Liverpool have formally declared their preference to redevelop their existing home, Anfield, rather than build a new stadium elsewhere.
The 18-time league champions have been looking at possible solutions for increasing match-day revenue for a decade, with plans for a new stadium in Stanley Park released under the former owners Tom Hicks and George Gillett.
But on the the two-year anniversary of current owners Fenway Sports Group buying the club, it has been made clear that the intention is to redevelop their home since 1892 instead.
It comes off the back of Liverpool City Council announcing extensive plans for a regeneration of the Anfield area having secured a £25m grant with a housing association set to also invest heavily.
"Today represents a huge step forward for the Anfield area. Everyone at the football club knows the importance of today," managing director Ian Ayre told reporters at a press conference at Liverpool Town Hall this morning.

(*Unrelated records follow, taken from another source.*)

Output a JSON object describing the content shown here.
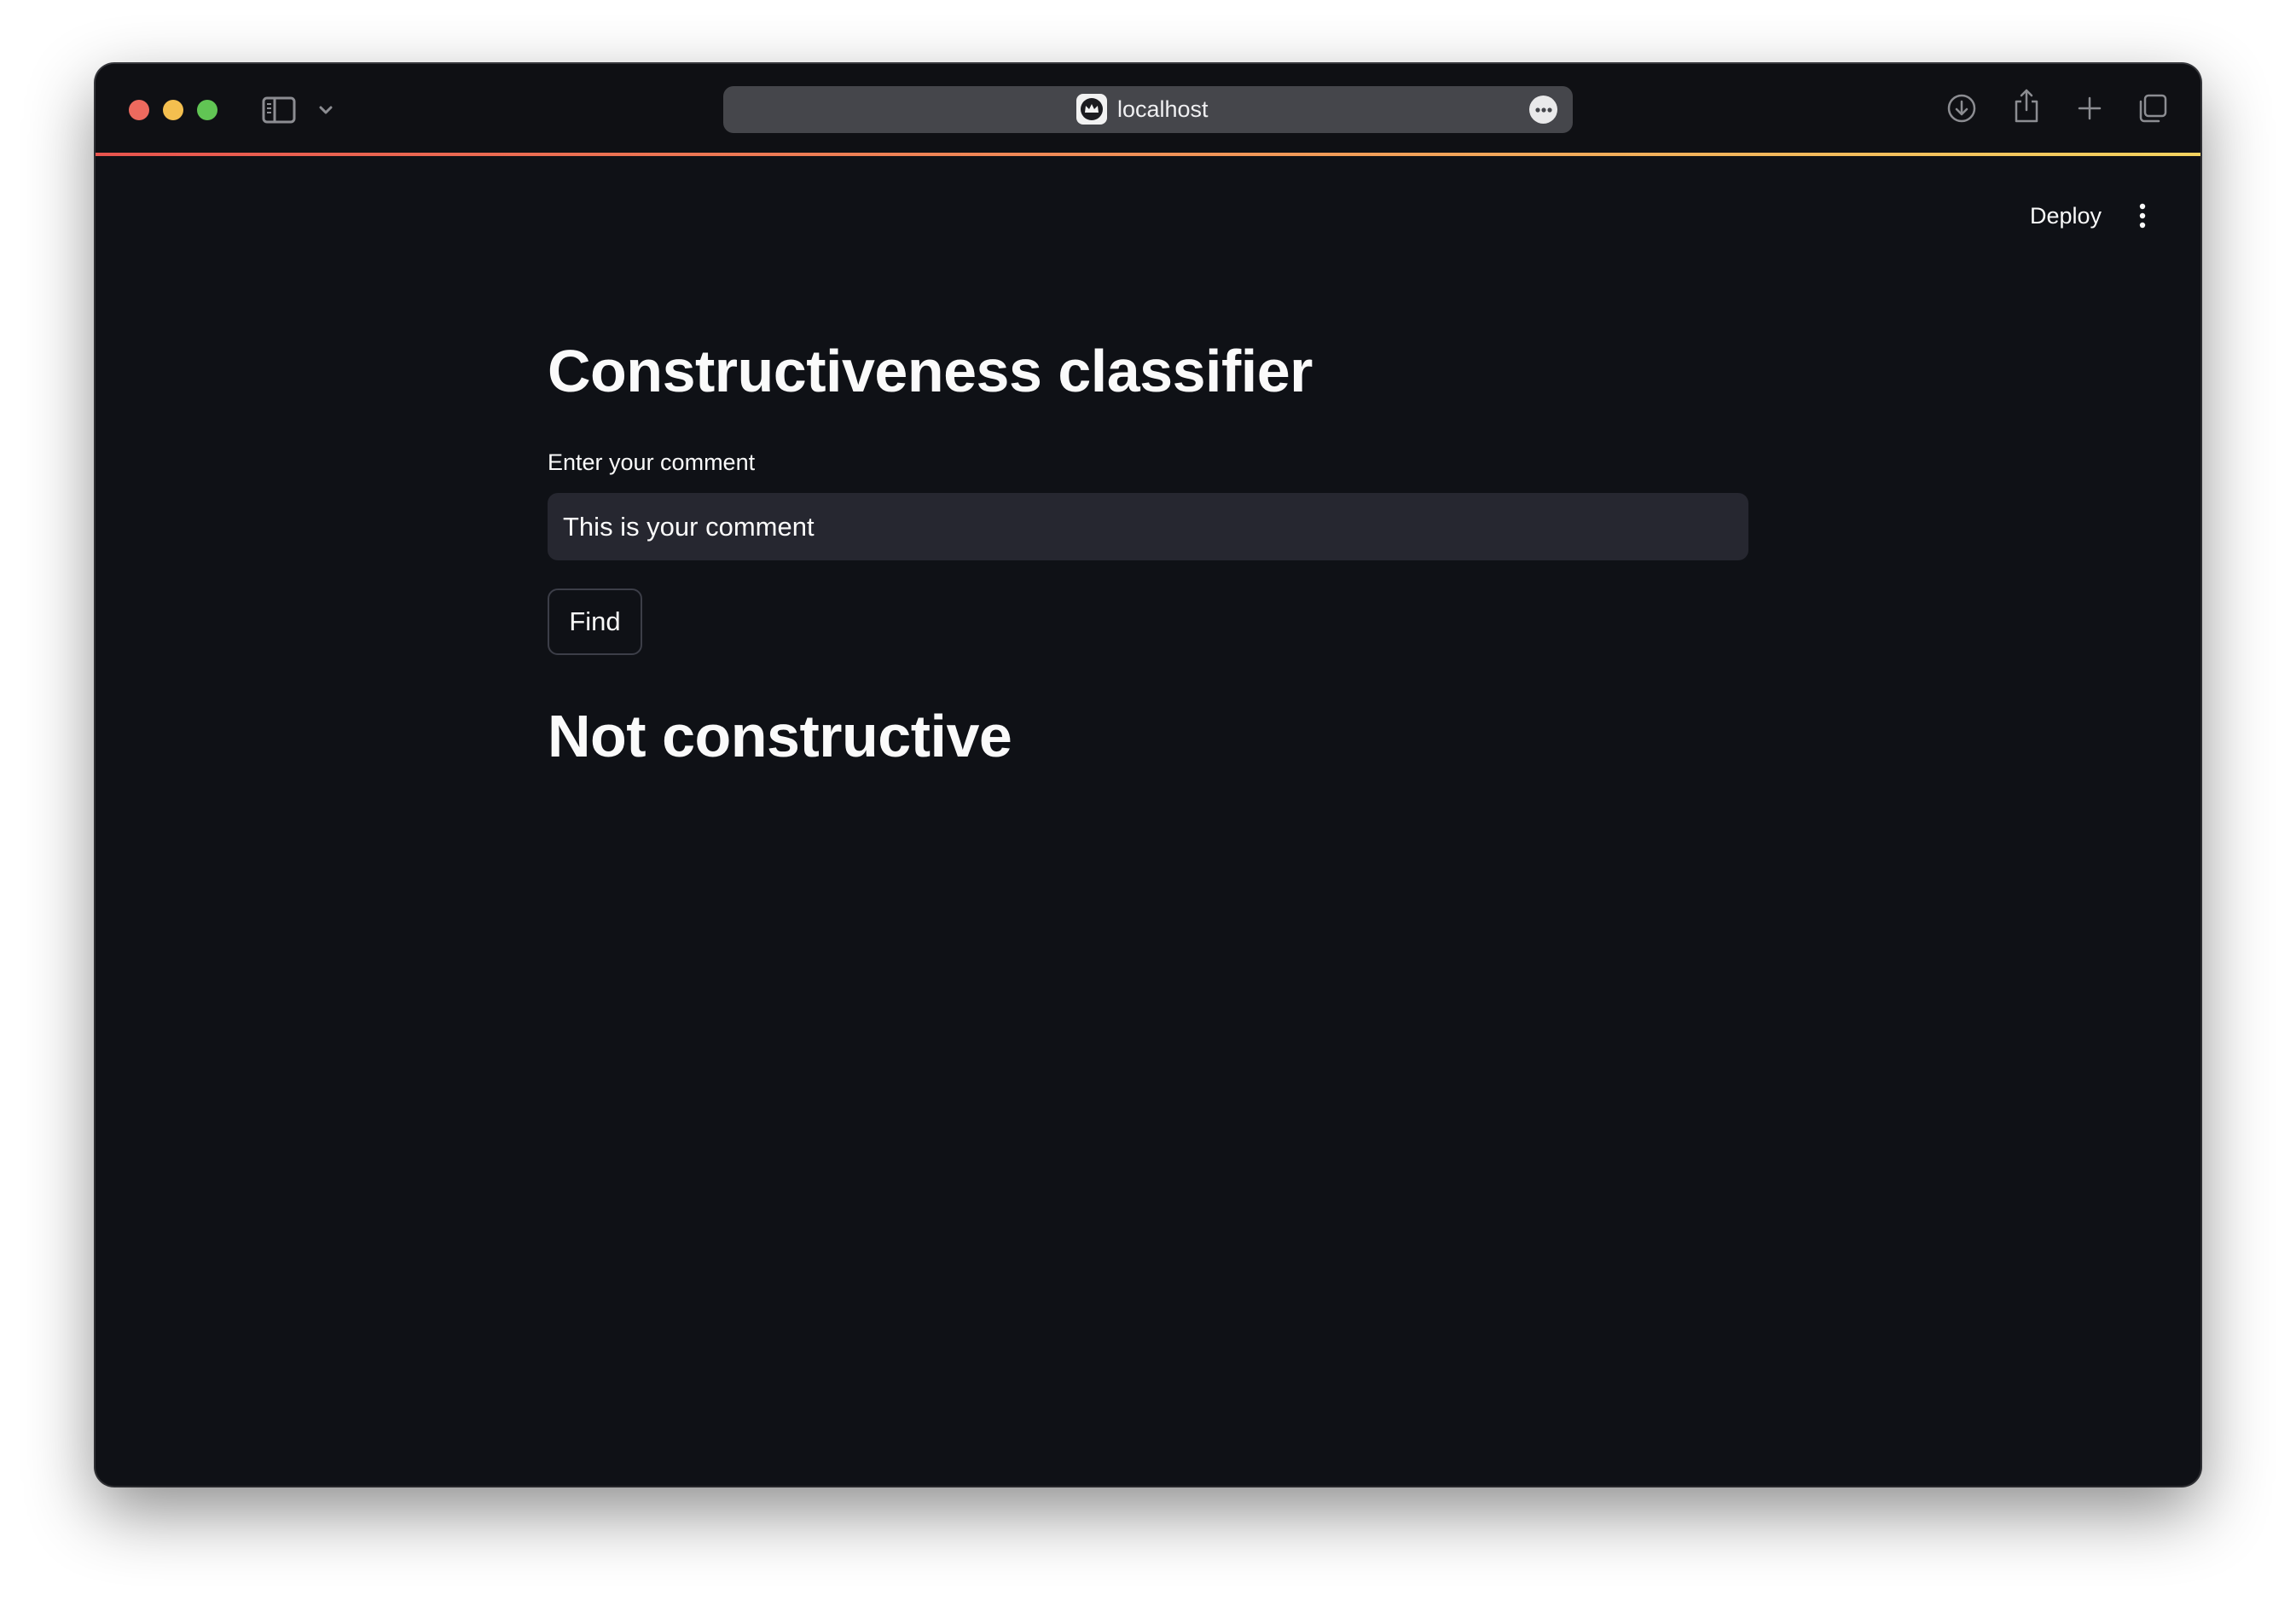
{
  "browser": {
    "url": "localhost",
    "accent_colors": [
      "#e8544e",
      "#f08a56",
      "#f5d35f"
    ],
    "icons": {
      "sidebar_toggle": "sidebar-icon",
      "dropdown": "chevron-down-icon",
      "site": "streamlit-crown-icon",
      "page_menu": "ellipsis-circle-icon",
      "download": "download-icon",
      "share": "share-icon",
      "new_tab": "plus-icon",
      "tab_overview": "tabs-icon"
    }
  },
  "app_header": {
    "deploy_label": "Deploy",
    "menu_icon": "kebab-menu-icon"
  },
  "main": {
    "title": "Constructiveness classifier",
    "input_label": "Enter your comment",
    "input_value": "This is your comment",
    "button_label": "Find",
    "result": "Not constructive"
  },
  "colors": {
    "background": "#0f1116",
    "input_background": "#262730",
    "text": "#fafafa"
  }
}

"We welcome the opportunity to be part of this partnership - we want to thank Joe Anderson (mayor of Liverpool) and the council for the time and the support they've given us to help make the right decision.
"LFC celebrated its 120th year in 2012 at Anfield and there is no doubt Anfield is the spiritual home of the club - our preference was always to remain at Anfield.
"This is a major step forward for the football club but more importantly the residents.
"This is step one as there is land to acquire, plans to be approved etc, but this is a significant moment."
Anfield's current capacity of 45,000 is expected to be boosted to 60,000 although Ayre was coy over the specific plans.
"Questions about capacity and cost are not for today - not until we have certainty."
Redevelopment is likely to see major improvements to, and extensions of, the main stand and the Anfield Road end although that is all subject to planning permission, which has been made possible by the regeneration plans to clear some streets close to the ground, and the support of homeowners and the community.
However, redevelopment is entirely dependent on being able to get the necessary permissions to carry out the work the club want - which means a new-build on Stanley Park cannot be conclusively consigned to the wastebin until those have been secured.
The decision to redevelop Anfield rather than build a new stadium, which would have cost in the region of £300m, would appear to be financially motivated.
"If you build a new stadium, for example, one of the big challenges is that, depending on the capacity, you build 15,000 or 16,000 new seats - you don't get 60,000 new seats in a new stadium, you only get the difference," Ayr told liverpoolfc.com.
"That makes it very difficult to make it viable because the cost of building such a big new stadium doesn't work economically, particularly in this market, so one of the things we had to look at was the balance between that solution and a staying at Anfield type solution, and the work we've done on that showed us that as long as we could find the right solution to stay at Anfield and get through the barriers and hurdles that we needed, we would have to find the best long-term solution for the club that had sustainability and worked economically."
Ayre also said the views of the fans were crucial to reaching today's decision.
"I think this is the spiritual home of Liverpool Football Club. Football fans, both Liverpool fans and fans of other clubs, will have had some of the most amazing memories of their time supporting the club and coming to Anfield at this stadium.
"We've had some of the greatest triumphs in our history here, so it makes sense if there's a right solution that this is the place we should continue to play our football."
Some will question how it has taken so long for the club to arrive at this decision, although Ayre has defended the timescale.
"I think the important factor there is that today is actually the two-year anniversary since the purchase of the football club by Fenway Sports Group.
"That's an important point to make because in reality the team of people have been looking at this solution for two years. I think the process and the progress we have made in those two years is actually phenomenal, really, in the timescales for such a major proposition as an expansion of Anfield or a new stadium.
"That doesn't detract from the 10 years that people have had to wait, but I think it puts into perspective the hard work that's gone to reach the decision today."
Should Anfield's capacity be increased to 60,000 it will make it the joint second largest in the Premier League alongside Arsenal's Emirates Stadium. Manchester United's Old Trafford has the highest capacity at 76,200.